Zin, you most of all. I remember a post where you asked if you should even continue, that you knew there were a lot of viewers, but few responses, and boom! you got all kinds of responses! When you blog, you kind of put yourself out there, and that can be a little scary. You were an inspiration to me.

Thank you all, old friends and new, for making me so welcome. One year later, I feel like I have a whole new world of virtual friends. 🙂

When I started blogging, my niece, Little Diamond, was a frequent visitor, and just one short month later, she also started blogging. Then my nephew Earthling blogged for a while on the Google campus and the food there. My sister, Sparkle also blogs sporadically. And, just so you know, my Mom reads the blog, so I am very careful about language!

I hope you are having as much fun with Here, There and Everywhere as I am. I love the times you jump in and give me the information I need to answer those useless questions that buzz around in my head, like with the Yemeni Star. Now I know something new! I love it!

The only bad surprises I have had were the occasional nasty comment and the garbage bins full of spam. I have to go through the spam, and I try to do it quickly, to make sure good comments don’t get lost, but oh, what horrid stuff there is out there, and I am offended they would want to put it on MY blog. It makes my skin crawl!

As for the occasional nasty or aggressive comment – mostly, I let them stand. I figure it tells you more about the mentality of the commenter than anything about my blog. Some people just carry a lot of baggage, more to be pitied than condemned.

Thank you. My time here in Kuwait is so much richer for knowing you through your blogs, and for the good and bad times we share.

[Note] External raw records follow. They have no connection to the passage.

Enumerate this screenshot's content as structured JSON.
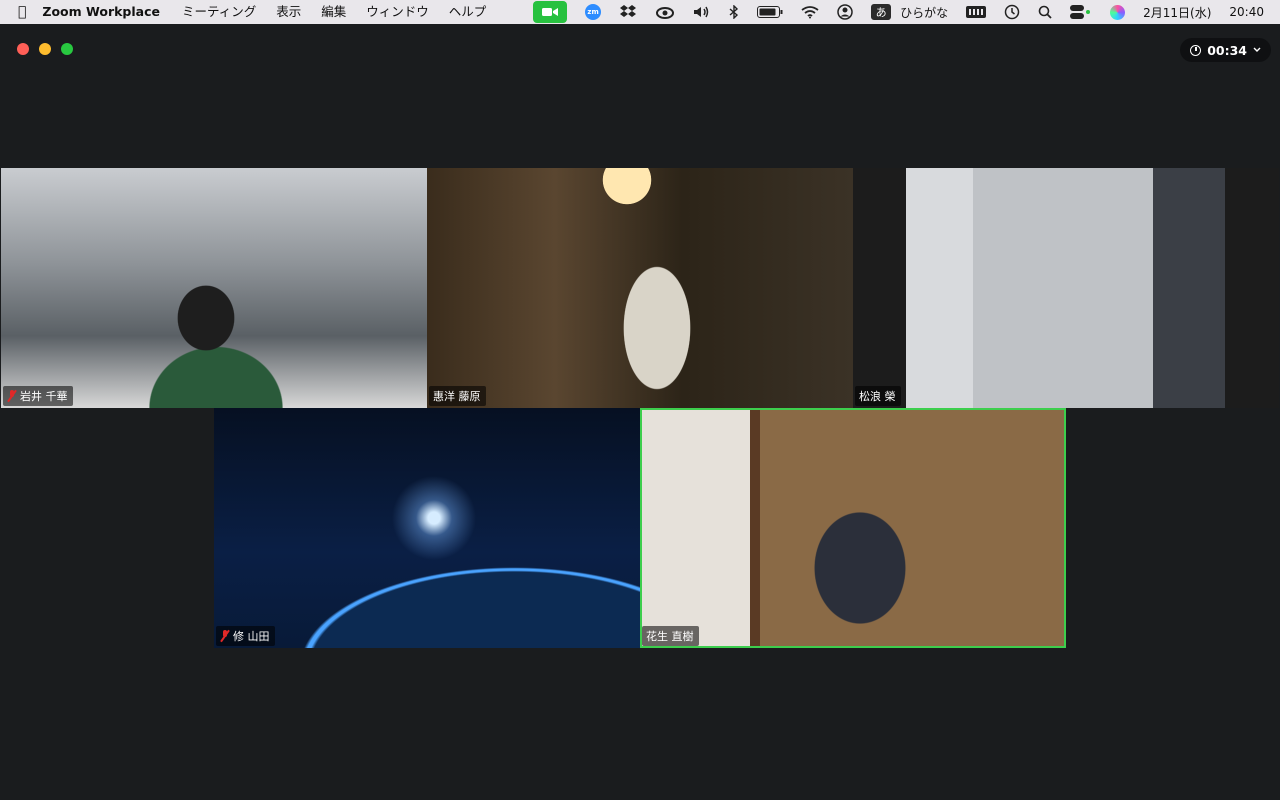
{
  "menubar": {
    "app_name": "Zoom Workplace",
    "items": [
      "ミーティング",
      "表示",
      "編集",
      "ウィンドウ",
      "ヘルプ"
    ],
    "ime_indicator": "あ",
    "ime_label": "ひらがな",
    "date": "2月11日(水)",
    "time": "20:40"
  },
  "window": {
    "timer": "00:34"
  },
  "participants": [
    {
      "name": "岩井 千華",
      "muted": true
    },
    {
      "name": "惠洋 藤原",
      "muted": false
    },
    {
      "name": "松浪 榮",
      "muted": false
    },
    {
      "name": "修 山田",
      "muted": true
    },
    {
      "name": "花生 直樹",
      "muted": false,
      "active_speaker": true
    }
  ],
  "colors": {
    "active_speaker_border": "#3dce4d",
    "muted_mic": "#e02828",
    "zoom_status_green": "#27c13f"
  }
}
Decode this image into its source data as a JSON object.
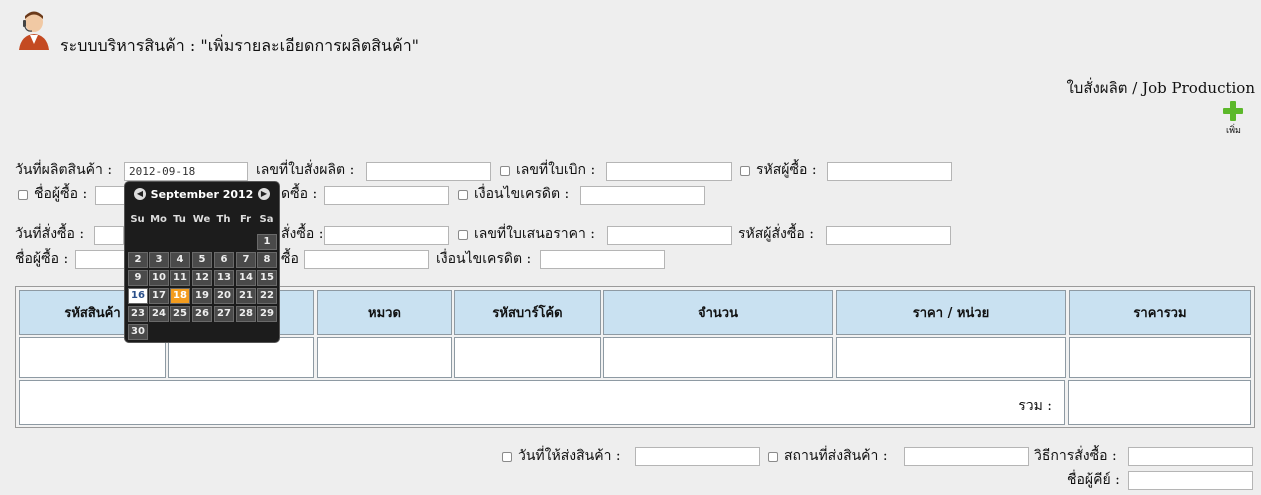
{
  "header": {
    "title": "ระบบบริหารสินค้า : \"เพิ่มรายละเอียดการผลิตสินค้า\"",
    "job_production": "ใบสั่งผลิต / Job Production",
    "add_label": "เพิ่ม"
  },
  "form1": {
    "production_date_label": "วันที่ผลิตสินค้า :",
    "production_date_value": "2012-09-18",
    "job_order_no_label": "เลขที่ใบสั่งผลิต :",
    "requisition_no_label": "เลขที่ใบเบิก :",
    "buyer_code_label": "รหัสผู้ซื้อ :",
    "buyer_name_label": "ชื่อผู้ซื้อ :",
    "buyer_name_partial": "ดซื้อ :",
    "credit_terms_label": "เงื่อนไขเครดิต :"
  },
  "form2": {
    "order_date_label": "วันที่สั่งซื้อ :",
    "order_no_partial": "สั่งซื้อ :",
    "quotation_no_label": "เลขที่ใบเสนอราคา :",
    "orderer_code_label": "รหัสผู้สั่งซื้อ :",
    "buyer_name_label": "ชื่อผู้ซื้อ :",
    "partial_label": "ซื้อ :",
    "credit_terms_label": "เงื่อนไขเครดิต :"
  },
  "table": {
    "columns": [
      "รหัสสินค้า",
      "",
      "หมวด",
      "รหัสบาร์โค้ด",
      "จำนวน",
      "ราคา / หน่วย",
      "ราคารวม"
    ],
    "total_label": "รวม :"
  },
  "footer": {
    "delivery_date_label": "วันที่ให้ส่งสินค้า :",
    "delivery_place_label": "สถานที่ส่งสินค้า :",
    "order_method_label": "วิธีการสั่งซื้อ :",
    "keyer_label": "ชื่อผู้คีย์ :"
  },
  "calendar": {
    "month_label": "September 2012",
    "weekdays": [
      "Su",
      "Mo",
      "Tu",
      "We",
      "Th",
      "Fr",
      "Sa"
    ],
    "first_weekday_index": 6,
    "days_in_month": 30,
    "today": 16,
    "selected": 18,
    "prev_icon": "chevron-left-icon",
    "next_icon": "chevron-right-icon"
  },
  "colors": {
    "header_bg": "#c9e1f1",
    "selected_day": "#f39c1e",
    "add_icon": "#5cb82a"
  }
}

September 6, 2007 Posted by | Blogging, Community, ExPat Life, Kuwait, Language, Relationships, Uncategorized, WordPress | 37 Comments